“So when you come into our auditorium, 99 percent of COVID is gone,” Barnett says. “So you can know when you come down here, you’ll be safe and protected.”

…Clean Air EXP’s website states that its home system takes a few hours to purify the air: “Most homes see a 90% reduction of particulates and contaminants within 4 hours, and 99.8% reduction in 6 hours or less.”

A larger, commercial system can purify more air than a home unit, presumably. But it’s hard to see how 99 percent of COVID-19 could be eliminated from the church auditorium before people arrive. Also, saying attendees would be “safe and protected” when they come to the rally overstates the ability of any air-purifying system to prevent transmission by infected people in a crowd.

Noting that “the church has indicated that they will be handing out masks to event goers and taking temperatures upon check-in,”

Phoenix Mayor Kate Gallego issued a statement on Monday saying she still doesn’t believe “an event of this magnitude can be held safely,” particularly with case numbers spiking in the city and elsewhere in Arizona.

Dr. Philip Tierno, a clinical professor of pathology at New York University, told Business Insider that “ions produce a chemical reaction on the cell membrane surface that inactivates the virus… It can reduce 99.9% of microbes in a matter of minutes.”

Reached by New Times, Dr. Tierno said the concept has to be put into context, and that no system can protect someone against an infected person sneezing in the seat next to them.
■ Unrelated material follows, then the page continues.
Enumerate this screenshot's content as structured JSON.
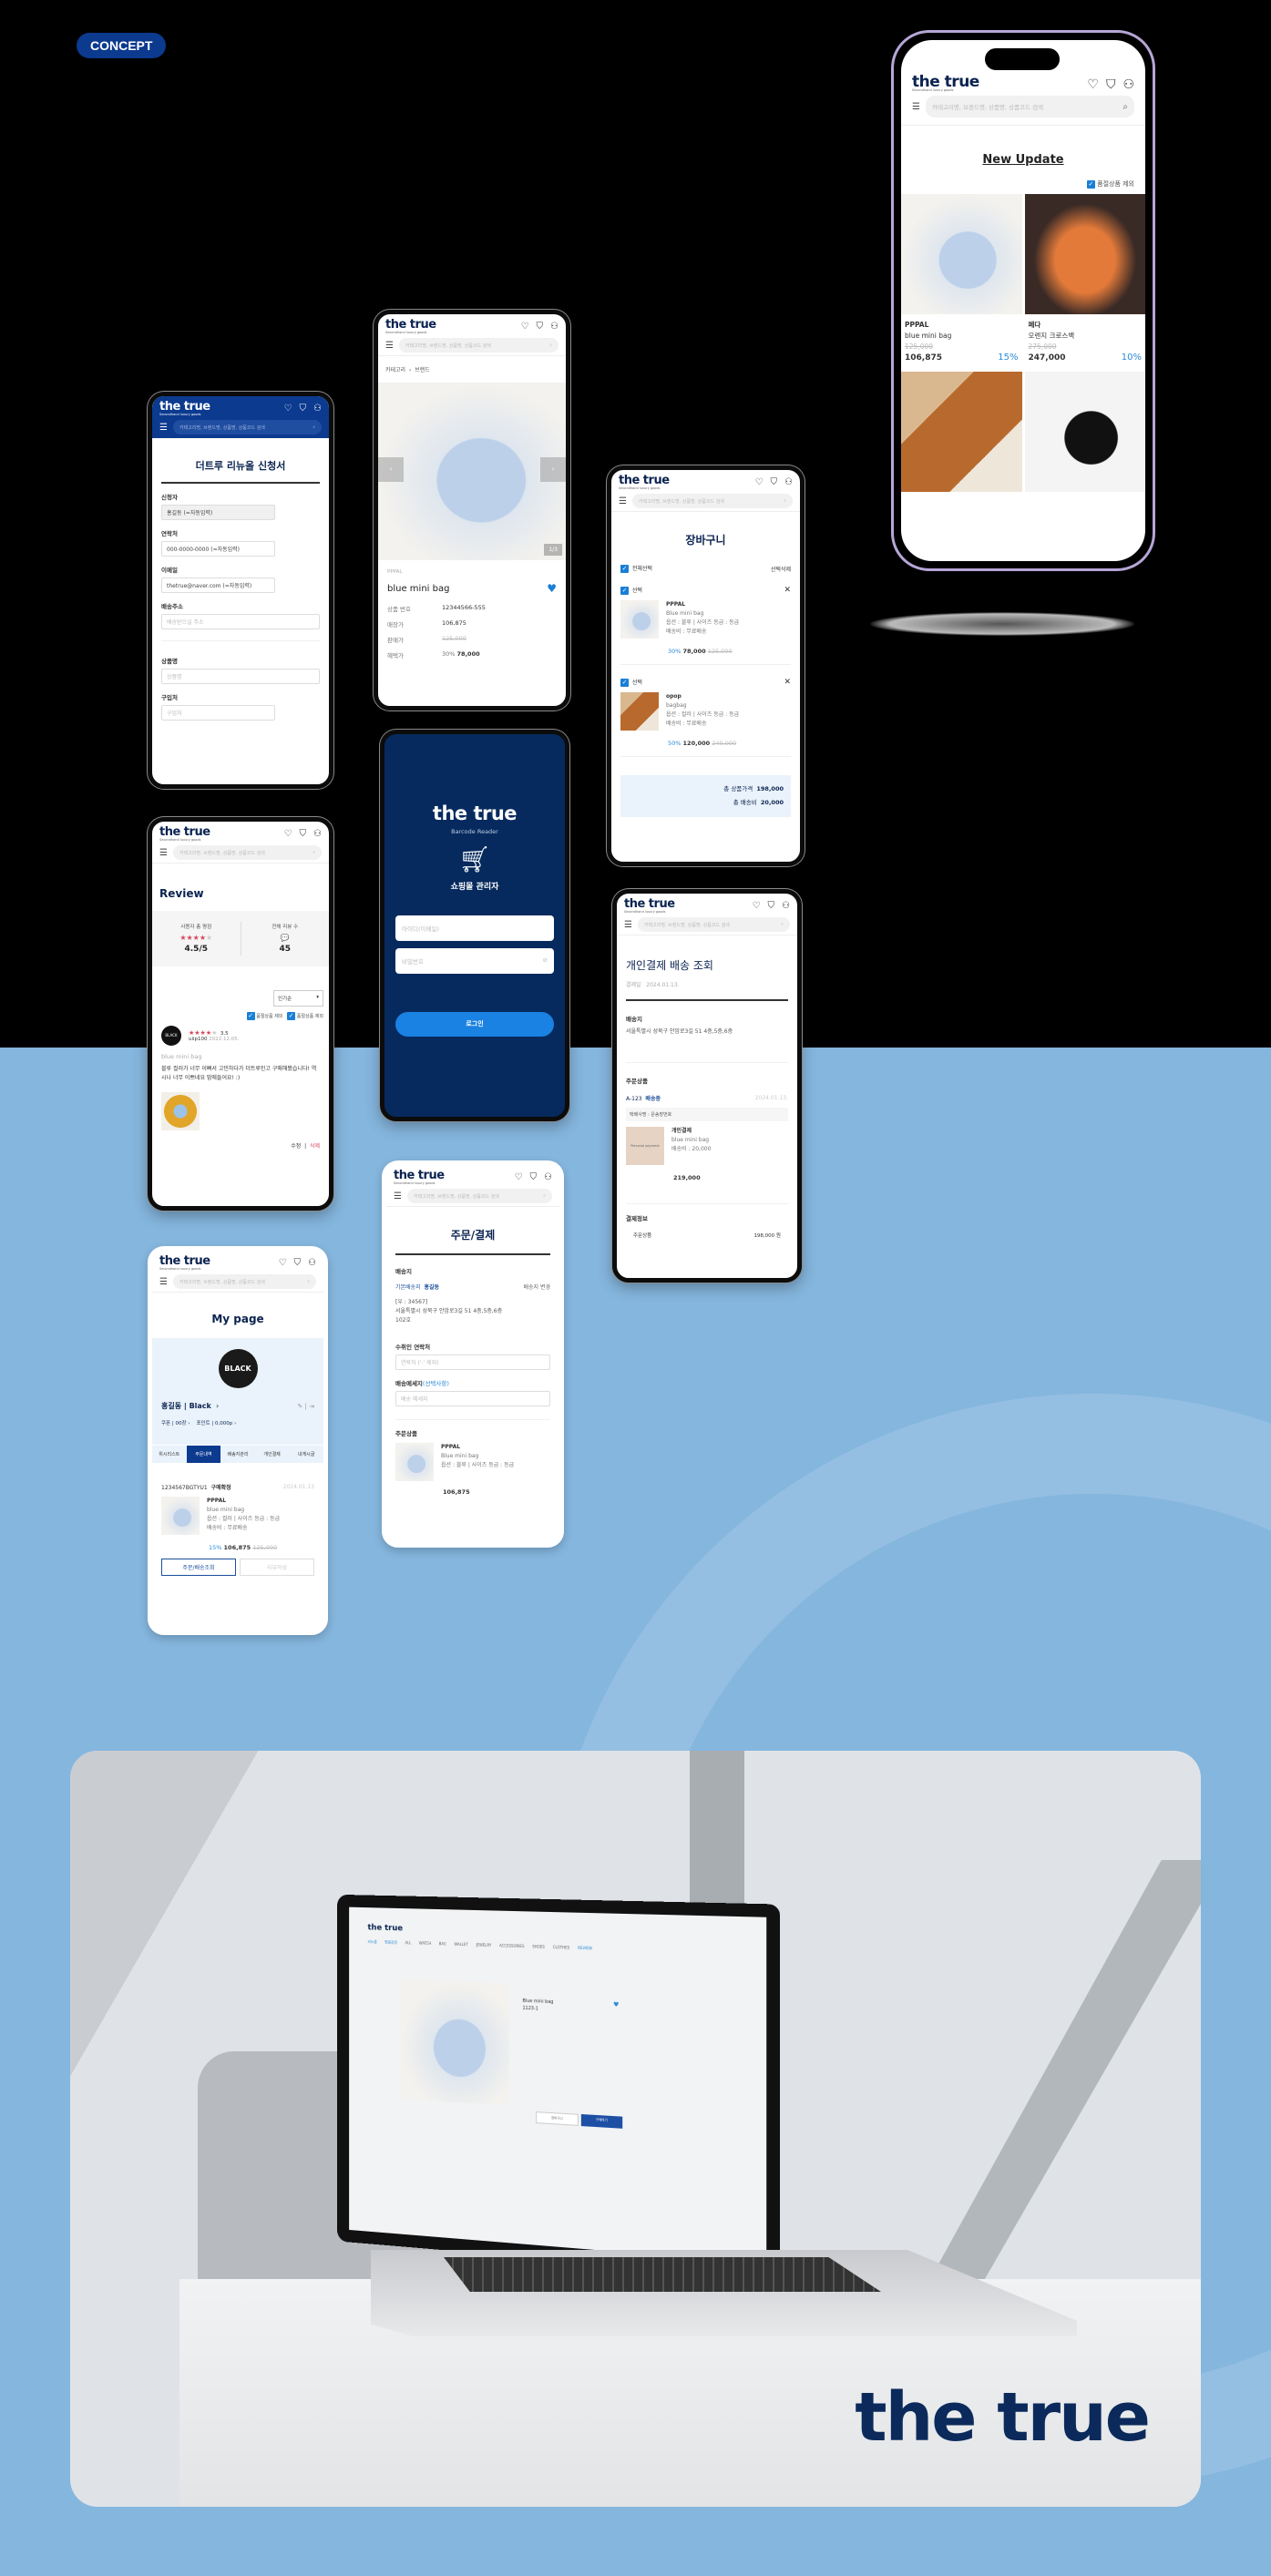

“The short answer to your question is NO, you will ABSOLUTELY NOT BE SAFE AND PROTECTED. When you are dealing with hundreds or thousands of people in an AUDITORIUM, some of whom will carry the virus you WILL NOT BE absolutely PROTECTED,” Dr. Tierno, using all-caps to help make his points, wrote in an email.

“BPI will help over time to reduce numbers of virus BUT NOT ABSOLUTELY eradicate it without doing the aforementioned,” he said. “I would advise you not to present FALSE hope to attendees by spreading false statements.”

Jeffrey Siegal, Professor of Civil Engineering at the University of Toronto who specializes in filtration, indoor air quality, and ventilation, expressed skepticism about Dream City Church’s claims after looking at Clean Air EXP’s website.

“This thing is not going to do anything in terms of protecting people in that space. Period,” he said. “We’re in the midst of this quite serious pandemic and health situation, and the last thing people need is false information about air cleaning technology.”

“It is true that you can build a system — and we’ve had them for decades — that will scrub the air going through the system of 99.99 percent of germs, including viruses, depending on how it works,” said David Weber, medical director at the University of South Carolina Hospitals’ Departments of Hospital Epidemiology (Infection Prevention). “But that doesn’t prove that, at the floor level, it’s going to reduce your infection risk. That’s a separate question.”

New Times staff writer Josh Kelety contributed to this article.